According to the United Nations, livestock is responsible for 18 per cent of the world’s greenhouse gas emissions. This percentage includes the effect of deforestation in order to create grazing land, as well as livestock natural methane gas emissions. These include nitrous oxide (which has 296 times the global warming potential of CO2) and methane (which has 23 times the global warming potential of CO2).
In the Amazon rainforest, 70 per cent of deforestation is specifically carried out to create grazing land.
Cement manufacture contributes CO2 to the atmosphere when calcium carbonate is heated, producing lime and carbon dioxide. CO2 is also produced by burning the fossil fuels that provide the heat for the cement manufacture process.
It is estimated that the cement industry produces around 5 per cent of global man-made CO2 emissions, of which 50 per cent is produced from the chemical process itself, and 40 per cent from burning fuel to power that process.
The amount of CO2 emitted by the cement industry is more than 900 kg of CO2 for every 1000 kg of cement produced.
Aerosols (particles suspended in the atmosphere), particularly sulphate aerosols from fossil fuel combustion, exert a cooling influence by reducing sunlight.
The use of Chlorofluorocarbons (CFCs) has increased in refrigeration systems, and use of CFCs and halons in fire suppression systems and manufacturing processes.
Boden, T.A., G. Marland, and R.J. Andres. 2009. Global, Regional, and National Fossil-Fuel CO2 Emissions.
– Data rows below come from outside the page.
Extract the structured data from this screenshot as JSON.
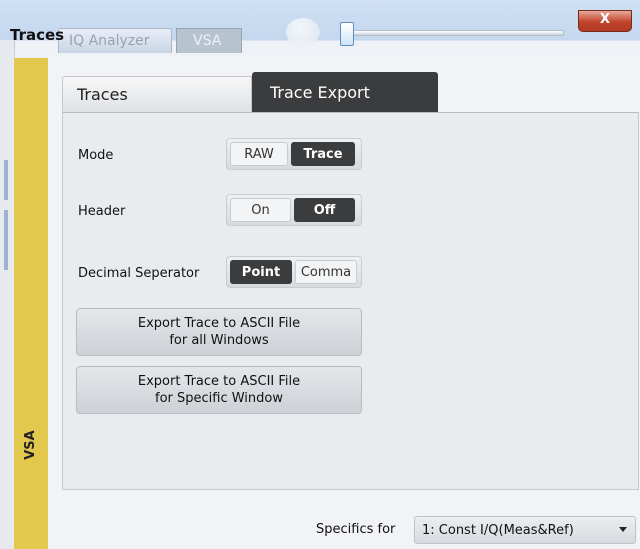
{
  "background": {
    "tab_iq": "IQ Analyzer",
    "tab_vsa": "VSA",
    "close_label": "X"
  },
  "dialog": {
    "title": "Traces",
    "side_label": "VSA"
  },
  "tabs": [
    {
      "label": "Traces",
      "active": false
    },
    {
      "label": "Trace Export",
      "active": true
    }
  ],
  "mode": {
    "label": "Mode",
    "options": [
      "RAW",
      "Trace"
    ],
    "selected": "Trace"
  },
  "header": {
    "label": "Header",
    "options": [
      "On",
      "Off"
    ],
    "selected": "Off"
  },
  "decimal": {
    "label": "Decimal Seperator",
    "options": [
      "Point",
      "Comma"
    ],
    "selected": "Point"
  },
  "buttons": {
    "export_all_line1": "Export Trace to ASCII File",
    "export_all_line2": "for all Windows",
    "export_specific_line1": "Export Trace to ASCII File",
    "export_specific_line2": "for Specific Window"
  },
  "footer": {
    "specifics_label": "Specifics for",
    "specifics_value": "1: Const I/Q(Meas&Ref)"
  },
  "colors": {
    "side_bar": "#e2c94e",
    "active_tab": "#3b3c3e",
    "close_button": "#c0432a"
  }
}
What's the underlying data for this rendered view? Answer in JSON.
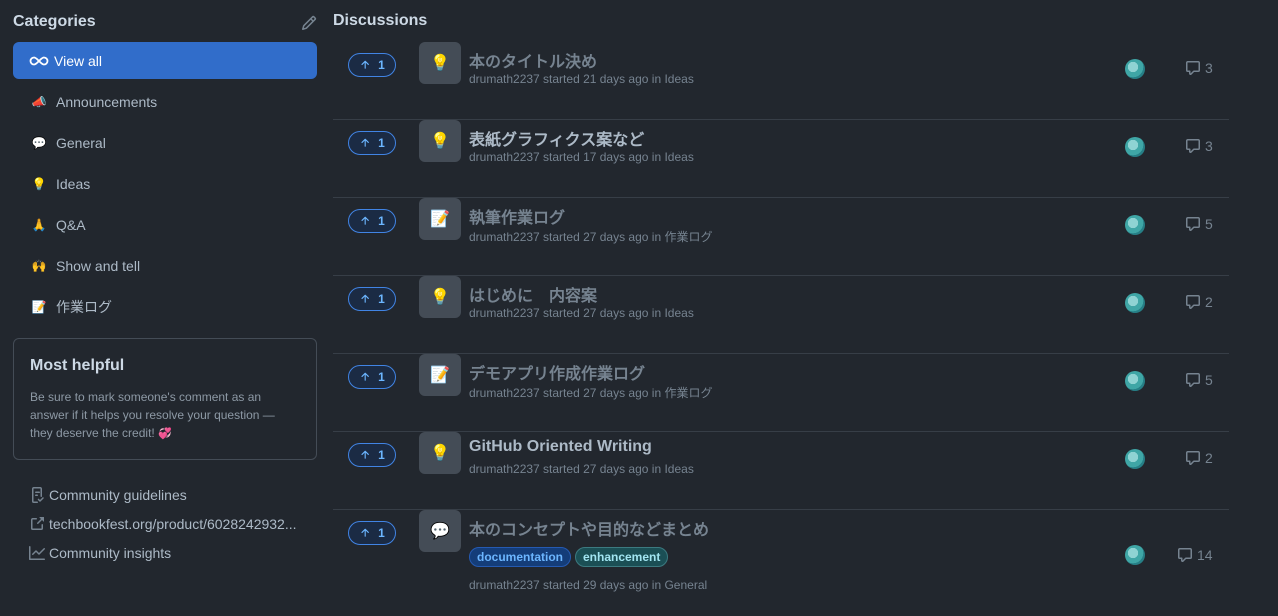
{
  "sidebar": {
    "title": "Categories",
    "categories": [
      {
        "label": "View all",
        "icon": "infinity-icon",
        "emoji": "∞",
        "active": true
      },
      {
        "label": "Announcements",
        "icon": "megaphone-icon",
        "emoji": "📣"
      },
      {
        "label": "General",
        "icon": "speech-bubble-icon",
        "emoji": "💬"
      },
      {
        "label": "Ideas",
        "icon": "lightbulb-icon",
        "emoji": "💡"
      },
      {
        "label": "Q&A",
        "icon": "folded-hands-icon",
        "emoji": "🙏"
      },
      {
        "label": "Show and tell",
        "icon": "raised-hands-icon",
        "emoji": "🙌"
      },
      {
        "label": "作業ログ",
        "icon": "memo-icon",
        "emoji": "📝"
      }
    ],
    "helpful": {
      "title": "Most helpful",
      "body": "Be sure to mark someone's comment as an answer if it helps you resolve your question — they deserve the credit!",
      "heart": "💞"
    },
    "links": [
      {
        "label": "Community guidelines",
        "icon": "guidelines-icon"
      },
      {
        "label": "techbookfest.org/product/6028242932...",
        "icon": "external-link-icon"
      },
      {
        "label": "Community insights",
        "icon": "graph-icon"
      }
    ]
  },
  "main": {
    "title": "Discussions",
    "discussions": [
      {
        "votes": "1",
        "category_emoji": "💡",
        "title": "本のタイトル決め",
        "meta": "drumath2237 started 21 days ago in Ideas",
        "comments": "3",
        "bright": false
      },
      {
        "votes": "1",
        "category_emoji": "💡",
        "title": "表紙グラフィクス案など",
        "meta": "drumath2237 started 17 days ago in Ideas",
        "comments": "3",
        "bright": true
      },
      {
        "votes": "1",
        "category_emoji": "📝",
        "title": "執筆作業ログ",
        "meta": "drumath2237 started 27 days ago in 作業ログ",
        "comments": "5",
        "bright": false
      },
      {
        "votes": "1",
        "category_emoji": "💡",
        "title": "はじめに　内容案",
        "meta": "drumath2237 started 27 days ago in Ideas",
        "comments": "2",
        "bright": false
      },
      {
        "votes": "1",
        "category_emoji": "📝",
        "title": "デモアプリ作成作業ログ",
        "meta": "drumath2237 started 27 days ago in 作業ログ",
        "comments": "5",
        "bright": false
      },
      {
        "votes": "1",
        "category_emoji": "💡",
        "title": "GitHub Oriented Writing",
        "meta": "drumath2237 started 27 days ago in Ideas",
        "comments": "2",
        "bright": true
      },
      {
        "votes": "1",
        "category_emoji": "💬",
        "title": "本のコンセプトや目的などまとめ",
        "meta": "drumath2237 started 29 days ago in General",
        "comments": "14",
        "bright": false,
        "labels": [
          "documentation",
          "enhancement"
        ]
      }
    ]
  }
}
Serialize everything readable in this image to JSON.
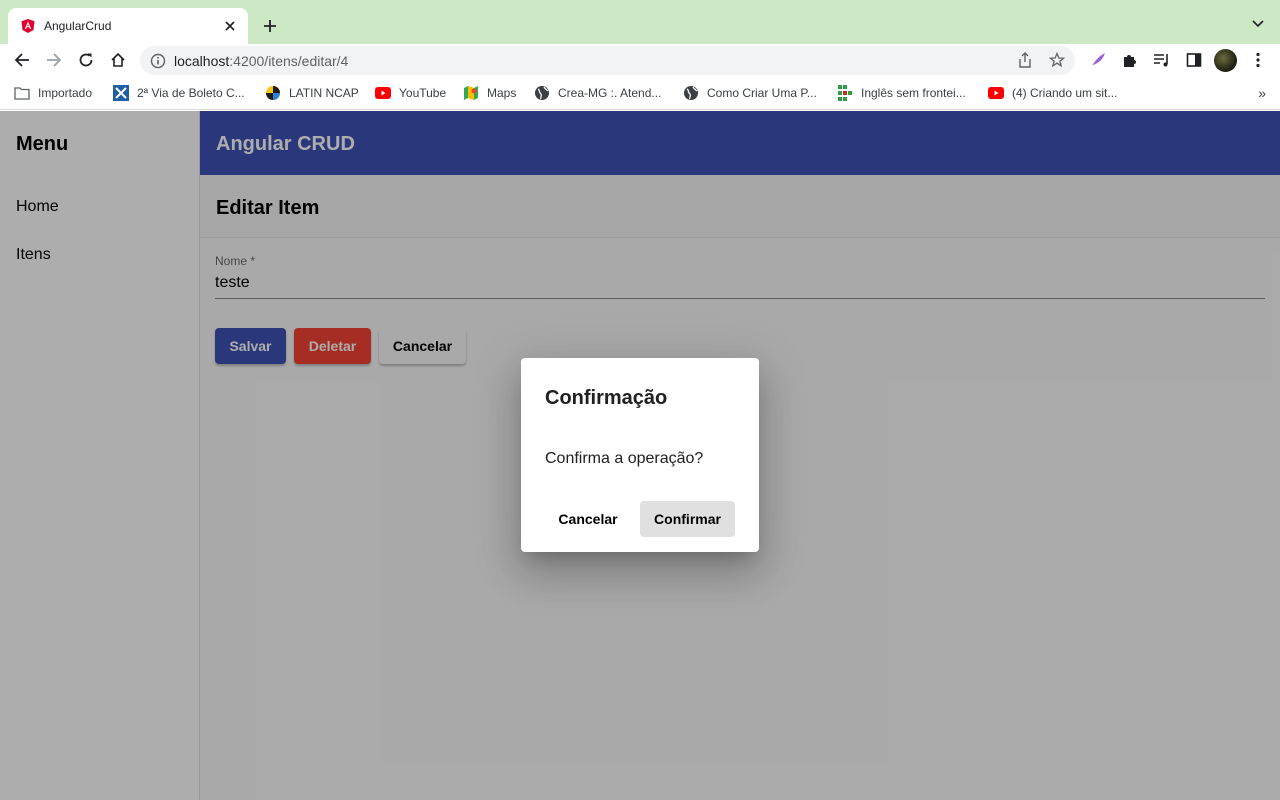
{
  "browser": {
    "tab_title": "AngularCrud",
    "url_host": "localhost",
    "url_path": ":4200/itens/editar/4",
    "bookmarks": [
      {
        "label": "Importado",
        "icon": "folder-icon"
      },
      {
        "label": "2ª Via de Boleto C...",
        "icon": "boleto-icon"
      },
      {
        "label": "LATIN NCAP",
        "icon": "latin-ncap-icon"
      },
      {
        "label": "YouTube",
        "icon": "youtube-icon"
      },
      {
        "label": "Maps",
        "icon": "maps-icon"
      },
      {
        "label": "Crea-MG :. Atend...",
        "icon": "globe-icon"
      },
      {
        "label": "Como Criar Uma P...",
        "icon": "globe-icon"
      },
      {
        "label": "Inglês sem frontei...",
        "icon": "green-grid-icon"
      },
      {
        "label": "(4) Criando um sit...",
        "icon": "youtube-icon"
      }
    ],
    "more_bookmarks": "»"
  },
  "sidenav": {
    "title": "Menu",
    "items": [
      {
        "label": "Home"
      },
      {
        "label": "Itens"
      }
    ]
  },
  "header": {
    "title": "Angular CRUD"
  },
  "page": {
    "title": "Editar Item",
    "name_label": "Nome *",
    "name_value": "teste",
    "save_label": "Salvar",
    "delete_label": "Deletar",
    "cancel_label": "Cancelar"
  },
  "dialog": {
    "title": "Confirmação",
    "message": "Confirma a operação?",
    "cancel_label": "Cancelar",
    "confirm_label": "Confirmar"
  },
  "colors": {
    "primary": "#3f51b5",
    "warn": "#f44336",
    "tabstrip": "#cde8c5"
  }
}
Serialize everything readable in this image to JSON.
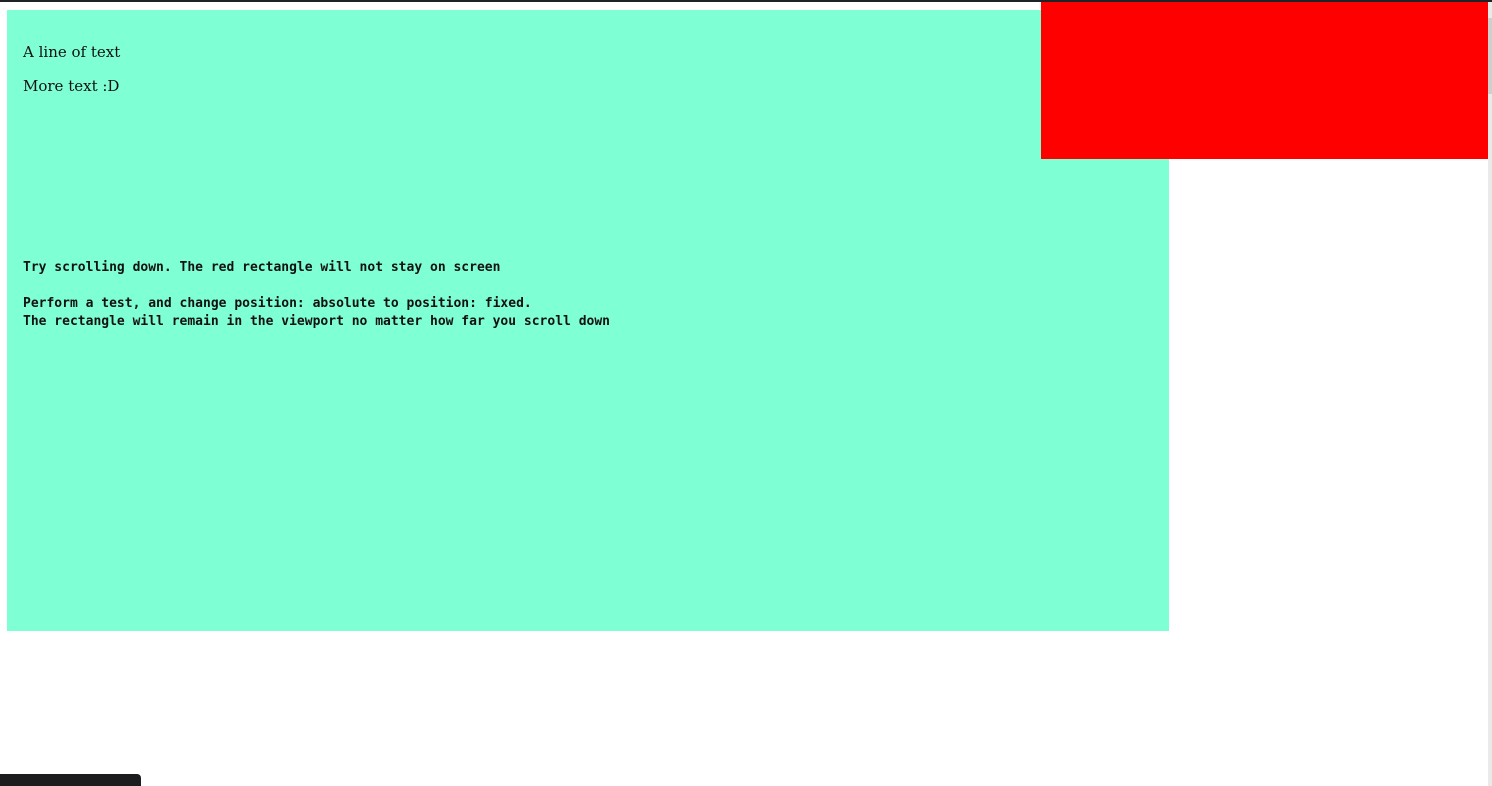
{
  "content": {
    "line1": "A line of text",
    "line2": "More text :D",
    "instructions": "Try scrolling down. The red rectangle will not stay on screen\n\nPerform a test, and change position: absolute to position: fixed.\nThe rectangle will remain in the viewport no matter how far you scroll down"
  },
  "colors": {
    "aqua_box": "#7fffd4",
    "red_rectangle": "#ff0000",
    "page_background": "#ffffff"
  }
}
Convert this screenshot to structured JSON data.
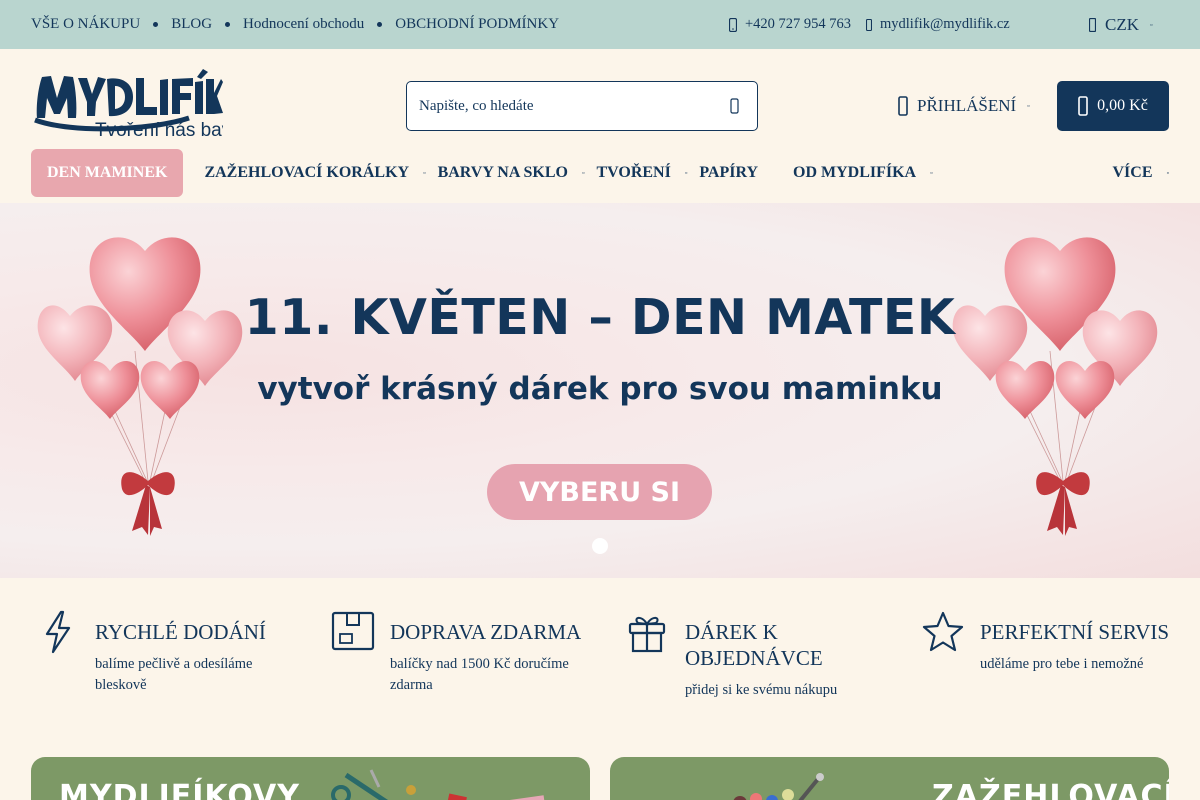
{
  "topbar": {
    "links": [
      "VŠE O NÁKUPU",
      "BLOG",
      "Hodnocení obchodu",
      "OBCHODNÍ PODMÍNKY"
    ],
    "phone": "+420 727 954 763",
    "email": "mydlifik@mydlifik.cz",
    "currency": "CZK"
  },
  "header": {
    "logo_text": "MYDLIFÍK",
    "logo_tagline": "Tvoření nás baví",
    "search_placeholder": "Napište, co hledáte",
    "login_label": "PŘIHLÁŠENÍ",
    "cart_total": "0,00 Kč"
  },
  "nav": {
    "items": [
      {
        "label": "DEN MAMINEK"
      },
      {
        "label": "ZAŽEHLOVACÍ KORÁLKY"
      },
      {
        "label": "BARVY NA SKLO"
      },
      {
        "label": "TVOŘENÍ"
      },
      {
        "label": "PAPÍRY"
      },
      {
        "label": "OD MYDLIFÍKA"
      },
      {
        "label": "VÍCE"
      }
    ]
  },
  "hero": {
    "title": "11. KVĚTEN – DEN MATEK",
    "subtitle": "vytvoř krásný dárek pro svou maminku",
    "cta": "VYBERU SI"
  },
  "features": [
    {
      "icon": "lightning-icon",
      "title": "RYCHLÉ DODÁNÍ",
      "desc": "balíme pečlivě a odesíláme bleskově"
    },
    {
      "icon": "box-icon",
      "title": "DOPRAVA ZDARMA",
      "desc": "balíčky nad 1500 Kč doručíme zdarma"
    },
    {
      "icon": "gift-icon",
      "title": "DÁREK K OBJEDNÁVCE",
      "desc": "přidej si ke svému nákupu"
    },
    {
      "icon": "star-icon",
      "title": "PERFEKTNÍ SERVIS",
      "desc": "uděláme pro tebe i nemožné"
    }
  ],
  "promo_cards": [
    {
      "title": "MYDLIFÍKOVY"
    },
    {
      "title": "ZAŽEHLOVACÍ"
    }
  ],
  "colors": {
    "primary": "#13365a",
    "topbar_bg": "#b9d5cf",
    "page_bg": "#fcf5ea",
    "accent_pink": "#e8a7ae",
    "card_green": "#7d9966"
  }
}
Carbon Dioxide Information Analysis Center, Oak Ridge National Laboratory, U.S. Department of Energy, Oak Ridge, Tenn., U.S.A. doi 10.3334/CDIAC/00001